:: Input material ::
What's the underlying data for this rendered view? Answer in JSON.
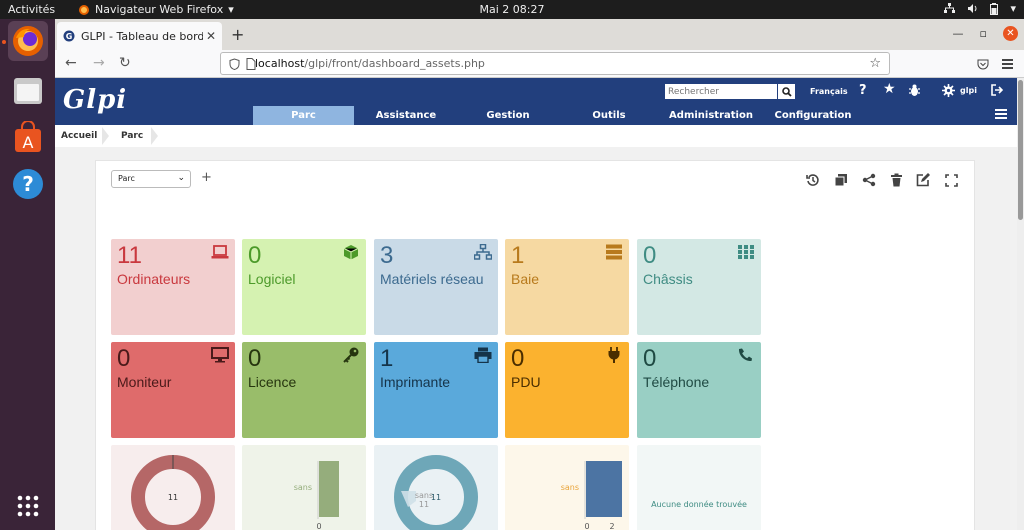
{
  "topbar": {
    "activities": "Activités",
    "app_name": "Navigateur Web Firefox",
    "clock": "Mai 2  08:27"
  },
  "browser": {
    "tab_title": "GLPI - Tableau de bord d",
    "url_host": "localhost",
    "url_path": "/glpi/front/dashboard_assets.php"
  },
  "glpi": {
    "logo": "Glpi",
    "search_placeholder": "Rechercher",
    "language": "Français",
    "user": "glpi",
    "menu": [
      {
        "label": "Parc",
        "active": true
      },
      {
        "label": "Assistance"
      },
      {
        "label": "Gestion"
      },
      {
        "label": "Outils"
      },
      {
        "label": "Administration"
      },
      {
        "label": "Configuration"
      }
    ],
    "breadcrumb": [
      "Accueil",
      "Parc"
    ]
  },
  "dashboard": {
    "selected": "Parc",
    "cards": [
      {
        "count": "11",
        "label": "Ordinateurs",
        "icon": "laptop-icon",
        "bg": "#f2cfcf",
        "fg": "#c9383e"
      },
      {
        "count": "0",
        "label": "Logiciel",
        "icon": "cube-icon",
        "bg": "#d5f2b1",
        "fg": "#4c9a2a"
      },
      {
        "count": "3",
        "label": "Matériels réseau",
        "icon": "network-icon",
        "bg": "#c9dae7",
        "fg": "#3c6a8f"
      },
      {
        "count": "1",
        "label": "Baie",
        "icon": "server-icon",
        "bg": "#f6d9a2",
        "fg": "#b87a1c"
      },
      {
        "count": "0",
        "label": "Châssis",
        "icon": "grid-icon",
        "bg": "#d3e8e4",
        "fg": "#3f8c83"
      },
      {
        "count": "0",
        "label": "Moniteur",
        "icon": "monitor-icon",
        "bg": "#df6b6b",
        "fg": "#4a1a1a"
      },
      {
        "count": "0",
        "label": "Licence",
        "icon": "key-icon",
        "bg": "#99bd6a",
        "fg": "#26350f"
      },
      {
        "count": "1",
        "label": "Imprimante",
        "icon": "printer-icon",
        "bg": "#5aa9db",
        "fg": "#15344a"
      },
      {
        "count": "0",
        "label": "PDU",
        "icon": "plug-icon",
        "bg": "#fbb22f",
        "fg": "#4a2e00"
      },
      {
        "count": "0",
        "label": "Téléphone",
        "icon": "phone-icon",
        "bg": "#99cfc4",
        "fg": "#1f4a43"
      }
    ],
    "charts": [
      {
        "type": "donut",
        "bg": "#f7eded",
        "color": "#b56767",
        "center": "11"
      },
      {
        "type": "bar",
        "bg": "#eff3e9",
        "color": "#95ad7c",
        "label": "sans",
        "tick": "0",
        "value": 1
      },
      {
        "type": "donut",
        "bg": "#eaf1f4",
        "color": "#6ea7b8",
        "center": "11",
        "slice_label": "sans",
        "slice_value": "11"
      },
      {
        "type": "bar",
        "bg": "#fdf7ea",
        "color": "#4c74a3",
        "label": "sans",
        "ticks": [
          "0",
          "2"
        ],
        "value": 2
      },
      {
        "type": "empty",
        "bg": "#f2f7f6",
        "message": "Aucune donnée trouvée"
      }
    ]
  }
}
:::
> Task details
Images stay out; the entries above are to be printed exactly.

> Reply
What's the underlying data for this rendered view? Answer in JSON.
{
  "topbar": {
    "activities": "Activités",
    "app_name": "Navigateur Web Firefox",
    "clock": "Mai 2  08:27"
  },
  "browser": {
    "tab_title": "GLPI - Tableau de bord d",
    "url_host": "localhost",
    "url_path": "/glpi/front/dashboard_assets.php"
  },
  "glpi": {
    "logo": "Glpi",
    "search_placeholder": "Rechercher",
    "language": "Français",
    "user": "glpi",
    "menu": [
      {
        "label": "Parc",
        "active": true
      },
      {
        "label": "Assistance"
      },
      {
        "label": "Gestion"
      },
      {
        "label": "Outils"
      },
      {
        "label": "Administration"
      },
      {
        "label": "Configuration"
      }
    ],
    "breadcrumb": [
      "Accueil",
      "Parc"
    ]
  },
  "dashboard": {
    "selected": "Parc",
    "cards": [
      {
        "count": "11",
        "label": "Ordinateurs",
        "icon": "laptop-icon",
        "bg": "#f2cfcf",
        "fg": "#c9383e"
      },
      {
        "count": "0",
        "label": "Logiciel",
        "icon": "cube-icon",
        "bg": "#d5f2b1",
        "fg": "#4c9a2a"
      },
      {
        "count": "3",
        "label": "Matériels réseau",
        "icon": "network-icon",
        "bg": "#c9dae7",
        "fg": "#3c6a8f"
      },
      {
        "count": "1",
        "label": "Baie",
        "icon": "server-icon",
        "bg": "#f6d9a2",
        "fg": "#b87a1c"
      },
      {
        "count": "0",
        "label": "Châssis",
        "icon": "grid-icon",
        "bg": "#d3e8e4",
        "fg": "#3f8c83"
      },
      {
        "count": "0",
        "label": "Moniteur",
        "icon": "monitor-icon",
        "bg": "#df6b6b",
        "fg": "#4a1a1a"
      },
      {
        "count": "0",
        "label": "Licence",
        "icon": "key-icon",
        "bg": "#99bd6a",
        "fg": "#26350f"
      },
      {
        "count": "1",
        "label": "Imprimante",
        "icon": "printer-icon",
        "bg": "#5aa9db",
        "fg": "#15344a"
      },
      {
        "count": "0",
        "label": "PDU",
        "icon": "plug-icon",
        "bg": "#fbb22f",
        "fg": "#4a2e00"
      },
      {
        "count": "0",
        "label": "Téléphone",
        "icon": "phone-icon",
        "bg": "#99cfc4",
        "fg": "#1f4a43"
      }
    ],
    "charts": [
      {
        "type": "donut",
        "bg": "#f7eded",
        "color": "#b56767",
        "center": "11"
      },
      {
        "type": "bar",
        "bg": "#eff3e9",
        "color": "#95ad7c",
        "label": "sans",
        "tick": "0",
        "value": 1
      },
      {
        "type": "donut",
        "bg": "#eaf1f4",
        "color": "#6ea7b8",
        "center": "11",
        "slice_label": "sans",
        "slice_value": "11"
      },
      {
        "type": "bar",
        "bg": "#fdf7ea",
        "color": "#4c74a3",
        "label": "sans",
        "ticks": [
          "0",
          "2"
        ],
        "value": 2
      },
      {
        "type": "empty",
        "bg": "#f2f7f6",
        "message": "Aucune donnée trouvée"
      }
    ]
  }
}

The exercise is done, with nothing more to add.